■ EXERCISE BRIEF ■
Give back all the data exactly, line by line.

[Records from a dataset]
··········
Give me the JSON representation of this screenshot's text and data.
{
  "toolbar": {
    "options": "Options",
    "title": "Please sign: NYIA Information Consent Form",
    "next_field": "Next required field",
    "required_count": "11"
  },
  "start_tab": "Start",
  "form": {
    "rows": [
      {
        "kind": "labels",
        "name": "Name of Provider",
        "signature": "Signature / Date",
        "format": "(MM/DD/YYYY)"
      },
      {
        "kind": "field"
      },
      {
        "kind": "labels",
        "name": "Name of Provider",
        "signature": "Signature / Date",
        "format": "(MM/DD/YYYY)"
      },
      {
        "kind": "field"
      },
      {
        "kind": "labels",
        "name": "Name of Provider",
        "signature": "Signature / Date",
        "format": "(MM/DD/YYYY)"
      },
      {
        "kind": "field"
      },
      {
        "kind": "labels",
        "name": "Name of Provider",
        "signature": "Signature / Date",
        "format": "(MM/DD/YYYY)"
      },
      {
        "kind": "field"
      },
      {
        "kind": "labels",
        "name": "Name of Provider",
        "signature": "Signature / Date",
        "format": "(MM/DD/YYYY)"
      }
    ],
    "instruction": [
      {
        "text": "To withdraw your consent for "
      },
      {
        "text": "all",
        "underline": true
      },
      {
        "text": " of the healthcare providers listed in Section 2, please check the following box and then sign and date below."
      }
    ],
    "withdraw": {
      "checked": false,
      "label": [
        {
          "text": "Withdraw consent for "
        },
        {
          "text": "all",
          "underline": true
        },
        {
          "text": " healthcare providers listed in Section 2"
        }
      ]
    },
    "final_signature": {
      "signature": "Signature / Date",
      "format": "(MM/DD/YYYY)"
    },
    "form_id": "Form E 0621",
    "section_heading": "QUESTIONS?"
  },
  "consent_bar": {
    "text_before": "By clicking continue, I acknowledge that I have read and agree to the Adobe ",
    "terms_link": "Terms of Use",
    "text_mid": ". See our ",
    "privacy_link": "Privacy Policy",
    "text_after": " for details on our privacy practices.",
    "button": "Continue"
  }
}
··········
■ ANSWER ■
Give me the JSON representation of this screenshot's text and data.
{
  "toolbar": {
    "options": "Options",
    "title": "Please sign: NYIA Information Consent Form",
    "next_field": "Next required field",
    "required_count": "11"
  },
  "start_tab": "Start",
  "form": {
    "rows": [
      {
        "kind": "labels",
        "name": "Name of Provider",
        "signature": "Signature / Date",
        "format": "(MM/DD/YYYY)"
      },
      {
        "kind": "field"
      },
      {
        "kind": "labels",
        "name": "Name of Provider",
        "signature": "Signature / Date",
        "format": "(MM/DD/YYYY)"
      },
      {
        "kind": "field"
      },
      {
        "kind": "labels",
        "name": "Name of Provider",
        "signature": "Signature / Date",
        "format": "(MM/DD/YYYY)"
      },
      {
        "kind": "field"
      },
      {
        "kind": "labels",
        "name": "Name of Provider",
        "signature": "Signature / Date",
        "format": "(MM/DD/YYYY)"
      },
      {
        "kind": "field"
      },
      {
        "kind": "labels",
        "name": "Name of Provider",
        "signature": "Signature / Date",
        "format": "(MM/DD/YYYY)"
      }
    ],
    "instruction": [
      {
        "text": "To withdraw your consent for "
      },
      {
        "text": "all",
        "underline": true
      },
      {
        "text": " of the healthcare providers listed in Section 2, please check the following box and then sign and date below."
      }
    ],
    "withdraw": {
      "checked": false,
      "label": [
        {
          "text": "Withdraw consent for "
        },
        {
          "text": "all",
          "underline": true
        },
        {
          "text": " healthcare providers listed in Section 2"
        }
      ]
    },
    "final_signature": {
      "signature": "Signature / Date",
      "format": "(MM/DD/YYYY)"
    },
    "form_id": "Form E 0621",
    "section_heading": "QUESTIONS?"
  },
  "consent_bar": {
    "text_before": "By clicking continue, I acknowledge that I have read and agree to the Adobe ",
    "terms_link": "Terms of Use",
    "text_mid": ". See our ",
    "privacy_link": "Privacy Policy",
    "text_after": " for details on our privacy practices.",
    "button": "Continue"
  }
}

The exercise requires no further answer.